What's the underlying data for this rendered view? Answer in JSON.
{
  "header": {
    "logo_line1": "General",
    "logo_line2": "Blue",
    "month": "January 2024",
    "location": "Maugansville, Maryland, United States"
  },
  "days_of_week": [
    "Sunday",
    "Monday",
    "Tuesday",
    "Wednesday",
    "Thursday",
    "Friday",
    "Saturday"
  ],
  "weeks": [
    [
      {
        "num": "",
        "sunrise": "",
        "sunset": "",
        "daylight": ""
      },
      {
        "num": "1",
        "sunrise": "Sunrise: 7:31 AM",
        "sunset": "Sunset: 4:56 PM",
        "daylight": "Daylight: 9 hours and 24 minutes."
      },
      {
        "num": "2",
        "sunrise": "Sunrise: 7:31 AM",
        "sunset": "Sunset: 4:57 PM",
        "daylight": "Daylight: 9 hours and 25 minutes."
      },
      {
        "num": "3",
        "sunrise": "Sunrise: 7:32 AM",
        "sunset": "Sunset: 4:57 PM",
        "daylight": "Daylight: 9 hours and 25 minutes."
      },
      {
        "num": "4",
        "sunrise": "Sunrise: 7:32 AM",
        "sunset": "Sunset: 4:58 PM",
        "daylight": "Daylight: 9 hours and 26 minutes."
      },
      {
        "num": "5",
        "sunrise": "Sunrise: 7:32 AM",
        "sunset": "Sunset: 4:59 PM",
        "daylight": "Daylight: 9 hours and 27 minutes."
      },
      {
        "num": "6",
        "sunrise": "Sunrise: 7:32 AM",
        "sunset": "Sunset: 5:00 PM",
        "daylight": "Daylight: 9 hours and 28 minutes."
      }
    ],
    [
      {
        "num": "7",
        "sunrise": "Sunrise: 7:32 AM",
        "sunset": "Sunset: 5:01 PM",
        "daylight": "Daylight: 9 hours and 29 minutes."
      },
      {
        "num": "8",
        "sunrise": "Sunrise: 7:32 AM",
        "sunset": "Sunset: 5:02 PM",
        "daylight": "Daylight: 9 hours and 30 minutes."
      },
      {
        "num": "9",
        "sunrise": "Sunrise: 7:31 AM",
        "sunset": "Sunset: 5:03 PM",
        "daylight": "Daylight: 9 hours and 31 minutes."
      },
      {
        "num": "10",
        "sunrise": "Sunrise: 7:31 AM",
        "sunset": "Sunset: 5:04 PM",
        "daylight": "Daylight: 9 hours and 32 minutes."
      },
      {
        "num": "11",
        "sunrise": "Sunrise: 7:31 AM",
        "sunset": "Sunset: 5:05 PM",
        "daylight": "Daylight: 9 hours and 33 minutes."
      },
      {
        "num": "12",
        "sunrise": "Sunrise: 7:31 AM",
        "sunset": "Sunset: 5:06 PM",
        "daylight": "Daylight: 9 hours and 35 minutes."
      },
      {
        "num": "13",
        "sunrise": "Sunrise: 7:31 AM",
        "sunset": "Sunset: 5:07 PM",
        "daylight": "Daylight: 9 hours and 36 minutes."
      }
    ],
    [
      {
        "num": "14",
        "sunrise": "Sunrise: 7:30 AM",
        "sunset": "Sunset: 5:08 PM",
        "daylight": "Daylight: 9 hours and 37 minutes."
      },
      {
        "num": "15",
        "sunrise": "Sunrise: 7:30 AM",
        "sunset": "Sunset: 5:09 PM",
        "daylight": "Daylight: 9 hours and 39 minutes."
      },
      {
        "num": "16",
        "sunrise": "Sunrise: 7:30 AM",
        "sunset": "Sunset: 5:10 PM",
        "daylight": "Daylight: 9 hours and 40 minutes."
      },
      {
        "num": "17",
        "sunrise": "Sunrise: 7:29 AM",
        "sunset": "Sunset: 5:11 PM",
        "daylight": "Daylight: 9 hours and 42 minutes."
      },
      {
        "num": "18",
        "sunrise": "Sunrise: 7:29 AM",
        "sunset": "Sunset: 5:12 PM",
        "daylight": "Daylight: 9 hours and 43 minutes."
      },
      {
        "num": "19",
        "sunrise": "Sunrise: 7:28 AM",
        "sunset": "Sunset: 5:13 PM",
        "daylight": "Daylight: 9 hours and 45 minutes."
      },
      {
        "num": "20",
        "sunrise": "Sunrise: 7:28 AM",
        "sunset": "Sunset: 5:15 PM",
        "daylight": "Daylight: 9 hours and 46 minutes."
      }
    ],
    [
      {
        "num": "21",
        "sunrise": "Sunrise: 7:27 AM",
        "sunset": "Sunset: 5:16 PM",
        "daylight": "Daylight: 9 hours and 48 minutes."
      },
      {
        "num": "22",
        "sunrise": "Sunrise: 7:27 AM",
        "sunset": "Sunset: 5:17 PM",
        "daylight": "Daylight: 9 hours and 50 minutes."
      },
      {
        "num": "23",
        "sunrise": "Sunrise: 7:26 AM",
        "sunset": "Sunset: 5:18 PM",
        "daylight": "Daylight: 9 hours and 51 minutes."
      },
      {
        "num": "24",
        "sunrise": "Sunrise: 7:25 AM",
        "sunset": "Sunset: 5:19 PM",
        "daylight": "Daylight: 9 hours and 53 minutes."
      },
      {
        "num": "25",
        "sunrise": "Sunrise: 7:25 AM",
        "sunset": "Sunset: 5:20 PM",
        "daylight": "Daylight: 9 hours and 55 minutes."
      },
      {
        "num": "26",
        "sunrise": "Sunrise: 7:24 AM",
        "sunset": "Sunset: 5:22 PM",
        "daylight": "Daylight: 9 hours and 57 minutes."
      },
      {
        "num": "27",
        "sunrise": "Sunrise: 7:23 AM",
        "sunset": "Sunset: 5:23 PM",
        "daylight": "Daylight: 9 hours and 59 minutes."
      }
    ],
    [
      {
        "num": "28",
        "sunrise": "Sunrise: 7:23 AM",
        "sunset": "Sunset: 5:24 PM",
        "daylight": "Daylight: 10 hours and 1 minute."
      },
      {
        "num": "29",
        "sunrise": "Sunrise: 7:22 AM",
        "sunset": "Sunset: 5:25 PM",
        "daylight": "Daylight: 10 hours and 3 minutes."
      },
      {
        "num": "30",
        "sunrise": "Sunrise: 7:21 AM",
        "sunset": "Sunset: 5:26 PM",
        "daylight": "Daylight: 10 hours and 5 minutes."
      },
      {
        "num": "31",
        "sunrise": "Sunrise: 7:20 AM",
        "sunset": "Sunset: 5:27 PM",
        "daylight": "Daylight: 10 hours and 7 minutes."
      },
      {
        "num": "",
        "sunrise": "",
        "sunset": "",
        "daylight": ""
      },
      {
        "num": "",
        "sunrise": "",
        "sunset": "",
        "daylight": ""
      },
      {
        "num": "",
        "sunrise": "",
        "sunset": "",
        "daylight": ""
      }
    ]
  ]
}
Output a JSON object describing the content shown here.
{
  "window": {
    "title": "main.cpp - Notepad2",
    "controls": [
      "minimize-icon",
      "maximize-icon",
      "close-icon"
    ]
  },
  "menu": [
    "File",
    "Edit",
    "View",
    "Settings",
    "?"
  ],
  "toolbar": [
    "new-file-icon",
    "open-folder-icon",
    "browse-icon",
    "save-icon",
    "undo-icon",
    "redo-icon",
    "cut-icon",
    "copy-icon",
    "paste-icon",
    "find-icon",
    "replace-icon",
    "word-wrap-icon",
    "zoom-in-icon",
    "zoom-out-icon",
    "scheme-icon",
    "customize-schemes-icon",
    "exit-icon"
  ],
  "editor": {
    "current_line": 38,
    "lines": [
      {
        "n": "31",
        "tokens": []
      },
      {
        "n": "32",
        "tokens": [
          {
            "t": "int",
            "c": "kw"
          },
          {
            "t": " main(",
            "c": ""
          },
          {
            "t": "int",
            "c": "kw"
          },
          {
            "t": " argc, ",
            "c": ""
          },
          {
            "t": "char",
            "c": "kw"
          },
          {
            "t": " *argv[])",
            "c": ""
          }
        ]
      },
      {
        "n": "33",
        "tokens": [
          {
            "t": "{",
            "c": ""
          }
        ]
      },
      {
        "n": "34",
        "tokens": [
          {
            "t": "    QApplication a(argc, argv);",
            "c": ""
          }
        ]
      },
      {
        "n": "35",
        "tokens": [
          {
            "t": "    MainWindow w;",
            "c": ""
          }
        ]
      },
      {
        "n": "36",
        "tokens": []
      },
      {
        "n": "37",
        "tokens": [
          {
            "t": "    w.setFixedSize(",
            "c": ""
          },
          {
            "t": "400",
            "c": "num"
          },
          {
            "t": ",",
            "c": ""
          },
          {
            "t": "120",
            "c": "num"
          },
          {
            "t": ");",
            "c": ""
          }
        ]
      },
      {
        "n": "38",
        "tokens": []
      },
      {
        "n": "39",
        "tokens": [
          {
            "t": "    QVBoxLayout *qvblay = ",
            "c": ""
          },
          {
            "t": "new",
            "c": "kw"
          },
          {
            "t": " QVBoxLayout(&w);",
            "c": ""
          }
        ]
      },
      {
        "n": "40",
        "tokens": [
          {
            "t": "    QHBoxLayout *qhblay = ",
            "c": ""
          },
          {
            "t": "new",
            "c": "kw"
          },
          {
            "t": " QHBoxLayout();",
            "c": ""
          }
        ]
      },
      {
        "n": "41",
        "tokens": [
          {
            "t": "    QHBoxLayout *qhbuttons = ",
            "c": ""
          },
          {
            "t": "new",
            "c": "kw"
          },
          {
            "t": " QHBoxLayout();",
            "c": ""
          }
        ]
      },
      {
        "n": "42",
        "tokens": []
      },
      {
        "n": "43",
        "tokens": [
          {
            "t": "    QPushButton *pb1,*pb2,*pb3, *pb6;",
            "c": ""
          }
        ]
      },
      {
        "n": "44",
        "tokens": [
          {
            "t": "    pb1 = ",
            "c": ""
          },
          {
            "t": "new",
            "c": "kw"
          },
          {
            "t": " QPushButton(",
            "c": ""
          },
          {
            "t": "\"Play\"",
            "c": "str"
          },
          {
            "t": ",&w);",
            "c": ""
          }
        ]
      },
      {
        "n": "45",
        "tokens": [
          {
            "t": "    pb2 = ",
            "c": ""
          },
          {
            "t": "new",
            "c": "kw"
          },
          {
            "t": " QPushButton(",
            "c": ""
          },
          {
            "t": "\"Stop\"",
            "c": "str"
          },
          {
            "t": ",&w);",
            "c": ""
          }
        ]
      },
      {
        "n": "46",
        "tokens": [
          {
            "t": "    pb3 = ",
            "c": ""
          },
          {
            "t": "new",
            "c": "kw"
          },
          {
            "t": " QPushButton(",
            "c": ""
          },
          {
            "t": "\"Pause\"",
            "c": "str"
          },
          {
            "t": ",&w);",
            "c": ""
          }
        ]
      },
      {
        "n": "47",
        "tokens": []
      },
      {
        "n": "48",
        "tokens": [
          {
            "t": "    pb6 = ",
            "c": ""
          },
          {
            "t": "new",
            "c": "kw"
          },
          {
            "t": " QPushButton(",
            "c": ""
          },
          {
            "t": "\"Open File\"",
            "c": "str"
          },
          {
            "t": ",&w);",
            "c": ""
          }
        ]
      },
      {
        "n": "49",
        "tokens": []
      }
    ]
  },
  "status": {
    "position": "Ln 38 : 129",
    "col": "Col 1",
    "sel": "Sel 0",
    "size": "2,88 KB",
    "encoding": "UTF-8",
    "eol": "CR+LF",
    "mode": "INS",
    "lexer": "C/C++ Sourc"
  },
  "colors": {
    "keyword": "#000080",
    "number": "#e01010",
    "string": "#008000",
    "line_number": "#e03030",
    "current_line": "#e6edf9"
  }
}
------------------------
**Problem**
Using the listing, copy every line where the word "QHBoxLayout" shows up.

**Solution for this exercise**
            "t": "    QHBoxLayout *qhblay = ",
            "t": " QHBoxLayout();",
            "t": "    QHBoxLayout *qhbuttons = ",
            "t": " QHBoxLayout();",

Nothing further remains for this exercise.